Matthias Müller succeeds Martin Winterkorn as Volkswagen Chief Executive Officer (CEO). Until now Müller has headed VW's luxury car subsidiary Porsche. And just like his predecessor, he is an automotive engineer.
Matthias Müller is 62 years old, an age where many others would probably start thinking about retirement.
But since the trained toolmaker became CEO of Germany's sports car legend Porsche five years ago, retirement is out of the question. Even more so since Müller has been appointed new CEO of the Volkswagen Group, where he will have to clean up the mess left behind by the falsified diesel car emission tests.
Müller is only six years younger than his predecessor, Martin Winterkorn. Like him, Müller is a dedicated engineer. So far he's not made a name of himself as a passionate entrepreneur. But Müller's task will be to get things right for the moment, to steer Volkswagen into calmer waters and - what's most important - to restore consumer confidence.
'I am a Volkswagen guy'
Müller, who was born in 1953 in what's now the eastern German state of Saxony, is one of VW's typical home-grown players: "I am an authentic Volkswagen guy", he once confessed. After his graduation in 1971, he was hired by today's VW subsidiary Audi to learn the trade of a toolmaker. After studying engineering in Munich, he received a degree in computer science and returned to Audi's headquarters in the Bavarian town of Ingolstadt.
His name is linked to the product management of Audi's A3, of which he was in charge from 1993 to 1995. After that, he was in charge of all Audi models. In 2002 Müller was promoted to chief coordinator for the production of all sports cars within the realm of Volkswagen. When Martin Winterkorn became VW's CEO in 2007, Müller went to the corporation's headquarters in Wolfsburg and took responsibility for the product strategy of all brands. In this position he was in charge of refining VW's modular construction system.
After that, in October 2010, Müller became Porsche's CEO. In March 2015 he joined Volkswagen's executive board.

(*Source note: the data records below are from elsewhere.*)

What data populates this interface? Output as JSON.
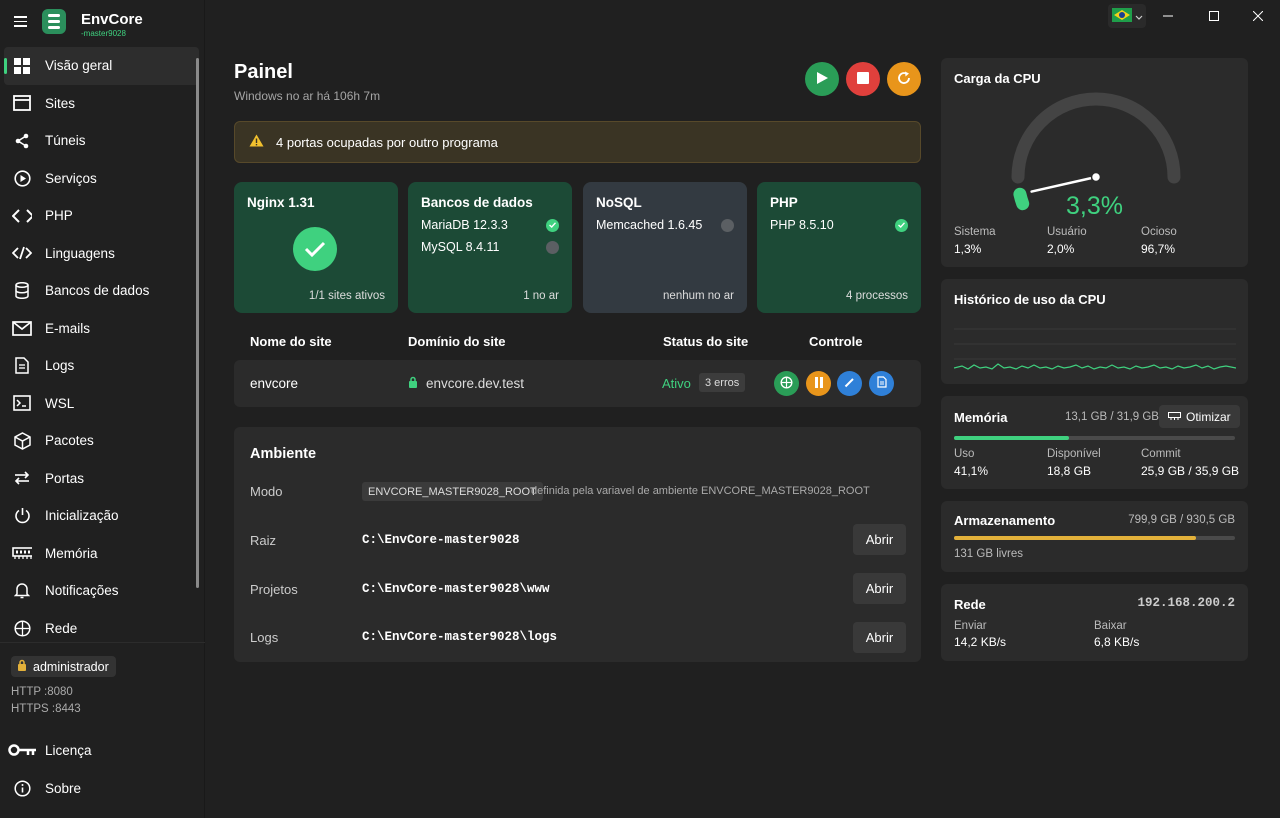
{
  "app": {
    "name": "EnvCore",
    "subtitle": "-master9028",
    "locale_flag": "Brazil flag"
  },
  "sidebar": {
    "items": [
      {
        "label": "Visão geral",
        "icon": "grid-icon",
        "active": true
      },
      {
        "label": "Sites",
        "icon": "window-icon"
      },
      {
        "label": "Túneis",
        "icon": "share-icon"
      },
      {
        "label": "Serviços",
        "icon": "play-circle-icon"
      },
      {
        "label": "PHP",
        "icon": "code-icon"
      },
      {
        "label": "Linguagens",
        "icon": "code-slash-icon"
      },
      {
        "label": "Bancos de dados",
        "icon": "database-icon"
      },
      {
        "label": "E-mails",
        "icon": "mail-icon"
      },
      {
        "label": "Logs",
        "icon": "document-icon"
      },
      {
        "label": "WSL",
        "icon": "terminal-icon"
      },
      {
        "label": "Pacotes",
        "icon": "package-icon"
      },
      {
        "label": "Portas",
        "icon": "arrows-icon"
      },
      {
        "label": "Inicialização",
        "icon": "power-icon"
      },
      {
        "label": "Memória",
        "icon": "memory-icon"
      },
      {
        "label": "Notificações",
        "icon": "bell-icon"
      },
      {
        "label": "Rede",
        "icon": "globe-icon"
      }
    ],
    "user": "administrador",
    "http": "HTTP :8080",
    "https": "HTTPS :8443",
    "license": "Licença",
    "about": "Sobre"
  },
  "main": {
    "title": "Painel",
    "uptime": "Windows no ar há 106h 7m",
    "warning": "4 portas ocupadas por outro programa"
  },
  "cards": {
    "nginx": {
      "title": "Nginx 1.31",
      "footer": "1/1 sites ativos"
    },
    "databases": {
      "title": "Bancos de dados",
      "rows": [
        {
          "name": "MariaDB 12.3.3",
          "status": "ok"
        },
        {
          "name": "MySQL 8.4.11",
          "status": "off"
        }
      ],
      "footer": "1 no ar"
    },
    "nosql": {
      "title": "NoSQL",
      "rows": [
        {
          "name": "Memcached 1.6.45",
          "status": "off"
        }
      ],
      "footer": "nenhum no ar"
    },
    "php": {
      "title": "PHP",
      "rows": [
        {
          "name": "PHP 8.5.10",
          "status": "ok"
        }
      ],
      "footer": "4 processos"
    }
  },
  "sites_table": {
    "headers": {
      "name": "Nome do site",
      "domain": "Domínio do site",
      "status": "Status do site",
      "control": "Controle"
    },
    "rows": [
      {
        "name": "envcore",
        "domain": "envcore.dev.test",
        "status": "Ativo",
        "errors": "3 erros"
      }
    ]
  },
  "environment": {
    "title": "Ambiente",
    "mode_label": "Modo",
    "mode_value": "ENVCORE_MASTER9028_ROOT",
    "mode_desc": "definida pela variavel de ambiente ENVCORE_MASTER9028_ROOT",
    "paths": [
      {
        "label": "Raiz",
        "value": "C:\\EnvCore-master9028",
        "button": "Abrir"
      },
      {
        "label": "Projetos",
        "value": "C:\\EnvCore-master9028\\www",
        "button": "Abrir"
      },
      {
        "label": "Logs",
        "value": "C:\\EnvCore-master9028\\logs",
        "button": "Abrir"
      }
    ]
  },
  "cpu": {
    "title": "Carga da CPU",
    "value": "3,3%",
    "load_fraction": 0.033,
    "system_label": "Sistema",
    "system_value": "1,3%",
    "user_label": "Usuário",
    "user_value": "2,0%",
    "idle_label": "Ocioso",
    "idle_value": "96,7%"
  },
  "cpu_history": {
    "title": "Histórico de uso da CPU"
  },
  "memory": {
    "title": "Memória",
    "summary": "13,1 GB / 31,9 GB",
    "optimize": "Otimizar",
    "used_fraction": 0.41,
    "use_label": "Uso",
    "use_value": "41,1%",
    "avail_label": "Disponível",
    "avail_value": "18,8 GB",
    "commit_label": "Commit",
    "commit_value": "25,9 GB / 35,9 GB"
  },
  "storage": {
    "title": "Armazenamento",
    "summary": "799,9 GB / 930,5 GB",
    "used_fraction": 0.86,
    "free": "131 GB livres"
  },
  "network": {
    "title": "Rede",
    "ip": "192.168.200.2",
    "send_label": "Enviar",
    "send_value": "14,2 KB/s",
    "recv_label": "Baixar",
    "recv_value": "6,8 KB/s"
  },
  "colors": {
    "accent": "#3fd17f",
    "card_green": "#1c4a36",
    "card_gray": "#333a41",
    "stop": "#e0403c",
    "restart": "#e8951b",
    "edit": "#2f80d8",
    "storage_bar": "#e3b13a"
  }
}
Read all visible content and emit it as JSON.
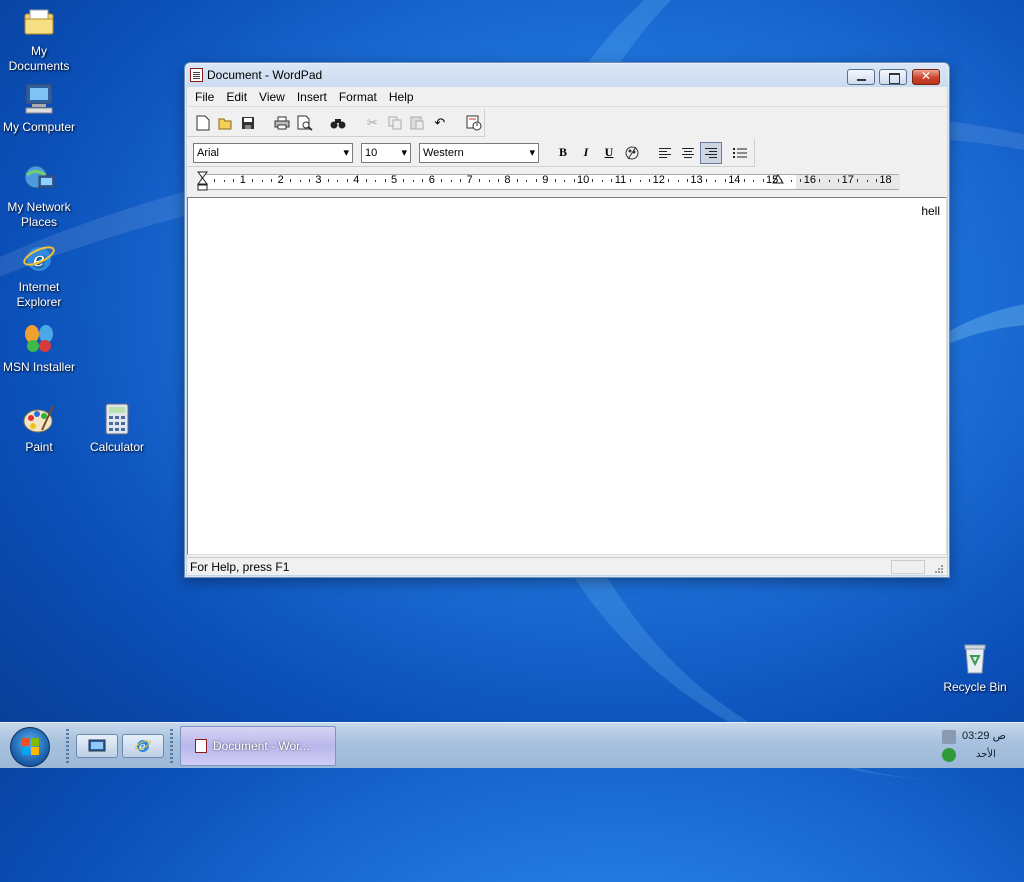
{
  "desktop": {
    "icons": [
      {
        "label": "My Documents",
        "icon": "folder-documents-icon"
      },
      {
        "label": "My Computer",
        "icon": "computer-icon"
      },
      {
        "label": "My Network Places",
        "icon": "network-icon"
      },
      {
        "label": "Internet Explorer",
        "icon": "ie-icon"
      },
      {
        "label": "MSN Installer",
        "icon": "msn-butterfly-icon"
      },
      {
        "label": "Paint",
        "icon": "paint-palette-icon"
      },
      {
        "label": "Calculator",
        "icon": "calculator-icon"
      },
      {
        "label": "Recycle Bin",
        "icon": "recycle-bin-icon"
      }
    ]
  },
  "window": {
    "title": "Document - WordPad",
    "menu": [
      "File",
      "Edit",
      "View",
      "Insert",
      "Format",
      "Help"
    ],
    "font_name": "Arial",
    "font_size": "10",
    "script": "Western",
    "ruler_numbers": [
      "1",
      "2",
      "3",
      "4",
      "5",
      "6",
      "7",
      "8",
      "9",
      "10",
      "11",
      "12",
      "13",
      "14",
      "15",
      "16",
      "17",
      "18"
    ],
    "document_text": "hell",
    "status": "For Help, press F1",
    "alignment_selected": "right"
  },
  "taskbar": {
    "task_label": "Document - Wor...",
    "clock_time": "03:29 ص",
    "clock_day": "الأحد"
  },
  "colors": {
    "desktop_blue": "#1f74dc",
    "close_red": "#c9452b"
  }
}
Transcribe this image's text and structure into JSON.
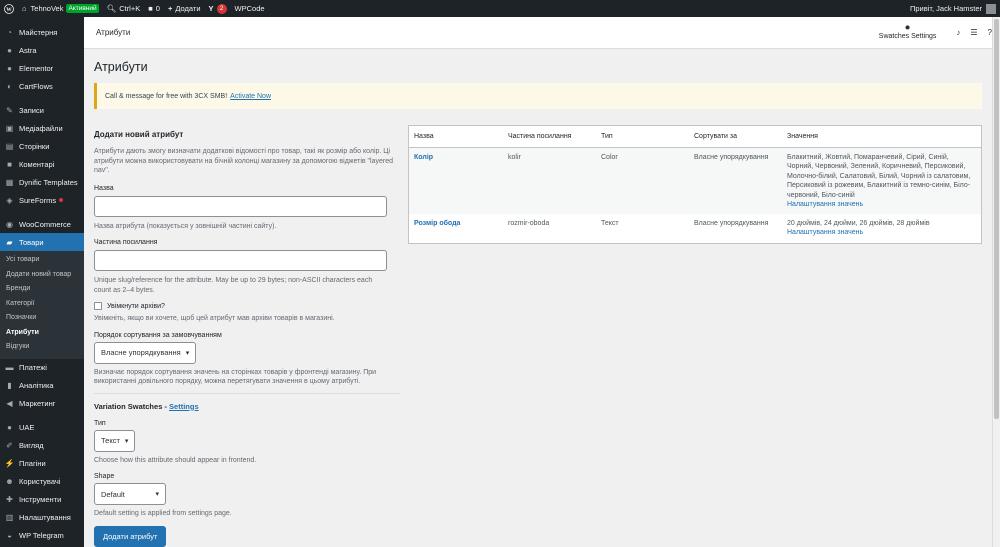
{
  "adminbar": {
    "site_name": "TehnoVek",
    "active_badge": "Активний",
    "shortcut": "Ctrl+K",
    "comments_count": "0",
    "add_new": "Додати",
    "updates_count": "2",
    "wpcode": "WPCode",
    "greeting": "Привіт, Jack Hamster"
  },
  "sidebar": {
    "items": [
      {
        "label": "Майстерня",
        "icon": "dashboard-icon"
      },
      {
        "label": "Astra",
        "icon": "astra-icon"
      },
      {
        "label": "Elementor",
        "icon": "elementor-icon"
      },
      {
        "label": "CartFlows",
        "icon": "cartflows-icon"
      },
      {
        "label": "Записи",
        "icon": "pin-icon"
      },
      {
        "label": "Медіафайли",
        "icon": "media-icon"
      },
      {
        "label": "Сторінки",
        "icon": "pages-icon"
      },
      {
        "label": "Коментарі",
        "icon": "comments-icon"
      },
      {
        "label": "Dynific Templates",
        "icon": "templates-icon"
      },
      {
        "label": "SureForms",
        "icon": "sureforms-icon"
      },
      {
        "label": "WooCommerce",
        "icon": "woocommerce-icon"
      },
      {
        "label": "Товари",
        "icon": "products-icon"
      },
      {
        "label": "Платежі",
        "icon": "payments-icon"
      },
      {
        "label": "Аналітика",
        "icon": "analytics-icon"
      },
      {
        "label": "Маркетинг",
        "icon": "marketing-icon"
      },
      {
        "label": "UAE",
        "icon": "uae-icon"
      },
      {
        "label": "Вигляд",
        "icon": "appearance-icon"
      },
      {
        "label": "Плагіни",
        "icon": "plugins-icon"
      },
      {
        "label": "Користувачі",
        "icon": "users-icon"
      },
      {
        "label": "Інструменти",
        "icon": "tools-icon"
      },
      {
        "label": "Налаштування",
        "icon": "settings-icon"
      },
      {
        "label": "WP Telegram",
        "icon": "telegram-icon"
      }
    ],
    "submenu": [
      "Усі товари",
      "Додати новий товар",
      "Бренди",
      "Категорії",
      "Позначки",
      "Атрибути",
      "Відгуки"
    ]
  },
  "topbar": {
    "title": "Атрибути",
    "swatches": "Swatches Settings"
  },
  "page": {
    "heading": "Атрибути",
    "notice_text": "Call & message for free with 3CX SMB!",
    "notice_link": "Activate Now"
  },
  "form": {
    "heading": "Додати новий атрибут",
    "intro": "Атрибути дають змогу визначати додаткові відомості про товар, такі як розмір або колір. Ці атрибути можна використовувати на бічній колонці магазину за допомогою віджетів \"layered nav\".",
    "name_label": "Назва",
    "name_desc": "Назва атрибута (показується у зовнішній частині сайту).",
    "slug_label": "Частина посилання",
    "slug_desc": "Unique slug/reference for the attribute. May be up to 29 bytes; non-ASCII characters each count as 2–4 bytes.",
    "archive_label": "Увімкнути архіви?",
    "archive_desc": "Увімкніть, якщо ви хочете, щоб цей атрибут мав архіви товарів в магазині.",
    "order_label": "Порядок сортування за замовчуванням",
    "order_value": "Власне упорядкування",
    "order_desc": "Визначає порядок сортування значень на сторінках товарів у фронтенді магазину. При використанні довільного порядку, можна перетягувати значення в цьому атрибуті.",
    "vs_title": "Variation Swatches",
    "vs_link": "Settings",
    "type_label": "Тип",
    "type_value": "Текст",
    "type_desc": "Choose how this attribute should appear in frontend.",
    "shape_label": "Shape",
    "shape_value": "Default",
    "shape_desc": "Default setting is applied from settings page.",
    "submit": "Додати атрибут"
  },
  "table": {
    "headers": [
      "Назва",
      "Частина посилання",
      "Тип",
      "Сортувати за",
      "Значення"
    ],
    "rows": [
      {
        "name": "Колір",
        "slug": "kolir",
        "type": "Color",
        "order": "Власне упорядкування",
        "values": "Блакитний, Жовтий, Помаранчевий, Сірий, Синій, Чорний, Червоний, Зелений, Коричневий, Персиковий, Молочно-білий, Салатовий, Білий, Чорний із салатовим, Персиковий із рожевим, Блакитний із темно-синім, Біло-червоний, Біло-синій",
        "configure": "Налаштування значень"
      },
      {
        "name": "Розмір обода",
        "slug": "rozmir-oboda",
        "type": "Текст",
        "order": "Власне упорядкування",
        "values": "20 дюймів, 24 дюйми, 26 дюймів, 28 дюймів",
        "configure": "Налаштування значень"
      }
    ]
  }
}
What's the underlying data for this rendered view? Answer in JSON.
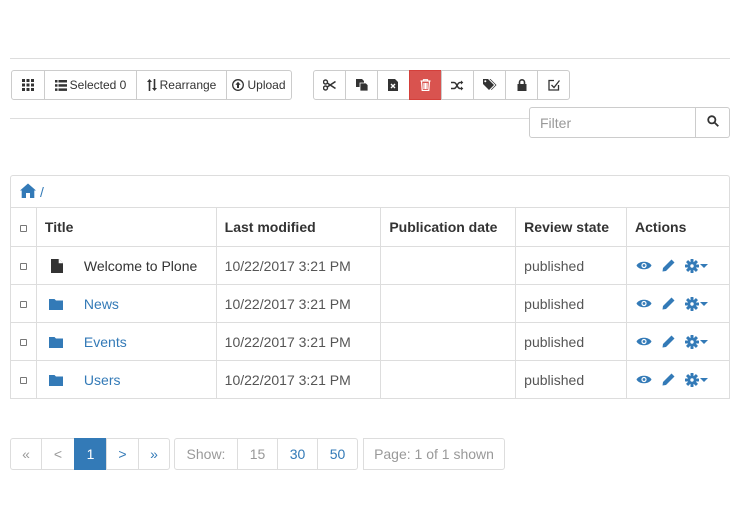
{
  "toolbar": {
    "grid_label": "",
    "selected_label": "Selected 0",
    "rearrange_label": "Rearrange",
    "upload_label": "Upload",
    "actions": [
      {
        "name": "cut-button",
        "icon": "scissors-icon"
      },
      {
        "name": "copy-button",
        "icon": "copy-icon"
      },
      {
        "name": "paste-button",
        "icon": "paste-icon"
      },
      {
        "name": "delete-button",
        "icon": "trash-icon"
      },
      {
        "name": "rename-button",
        "icon": "shuffle-icon"
      },
      {
        "name": "tags-button",
        "icon": "tags-icon"
      },
      {
        "name": "properties-button",
        "icon": "lock-icon"
      },
      {
        "name": "workflow-button",
        "icon": "edit-check-icon"
      }
    ]
  },
  "filter": {
    "placeholder": "Filter"
  },
  "breadcrumb": {
    "separator": "/"
  },
  "table": {
    "headers": {
      "title": "Title",
      "modified": "Last modified",
      "publication": "Publication date",
      "state": "Review state",
      "actions": "Actions"
    },
    "rows": [
      {
        "title": "Welcome to Plone",
        "type": "document",
        "modified": "10/22/2017 3:21 PM",
        "publication": "",
        "state": "published"
      },
      {
        "title": "News",
        "type": "folder",
        "modified": "10/22/2017 3:21 PM",
        "publication": "",
        "state": "published"
      },
      {
        "title": "Events",
        "type": "folder",
        "modified": "10/22/2017 3:21 PM",
        "publication": "",
        "state": "published"
      },
      {
        "title": "Users",
        "type": "folder",
        "modified": "10/22/2017 3:21 PM",
        "publication": "",
        "state": "published"
      }
    ]
  },
  "pagination": {
    "first": "«",
    "prev": "<",
    "current": "1",
    "next": ">",
    "last": "»",
    "show_label": "Show:",
    "sizes": [
      "15",
      "30",
      "50"
    ],
    "page_info": "Page: 1 of 1 shown"
  },
  "colors": {
    "accent": "#337ab7",
    "danger": "#d9534f",
    "border": "#dddddd"
  }
}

The new Porsche 918 Spyder plug-in hybrid on display at the LA Auto Show in Los Angeles, November 2014
Electric sports cars
At first, Müller didn't like the idea of electric Porsche sports cars at all. The batteries were too expensive, he argued, the driving range too limited.
But he changed his mind, and now Müller is confident Porsche could produce electric or hybrid versions of all Porsche models in the future. "We're thinking about it", he told the media just recently. The e-strategy will even include Porsche's iconic 911 model.
"We will bring a 911 plug-in hybrid model to market in 2018," Müller confirmed.
Porsche's electric mobility concepts could be an area of expertise the new Volkswagen CEO could use to turn over a new leaf at VW as a whole. If Porsche can build e-sports cars, the rest of VW's brands could follow suit. And if customers were to buy emission-free electric VW cars, the auto maker's emission tests scam could one fine day fall into oblivion.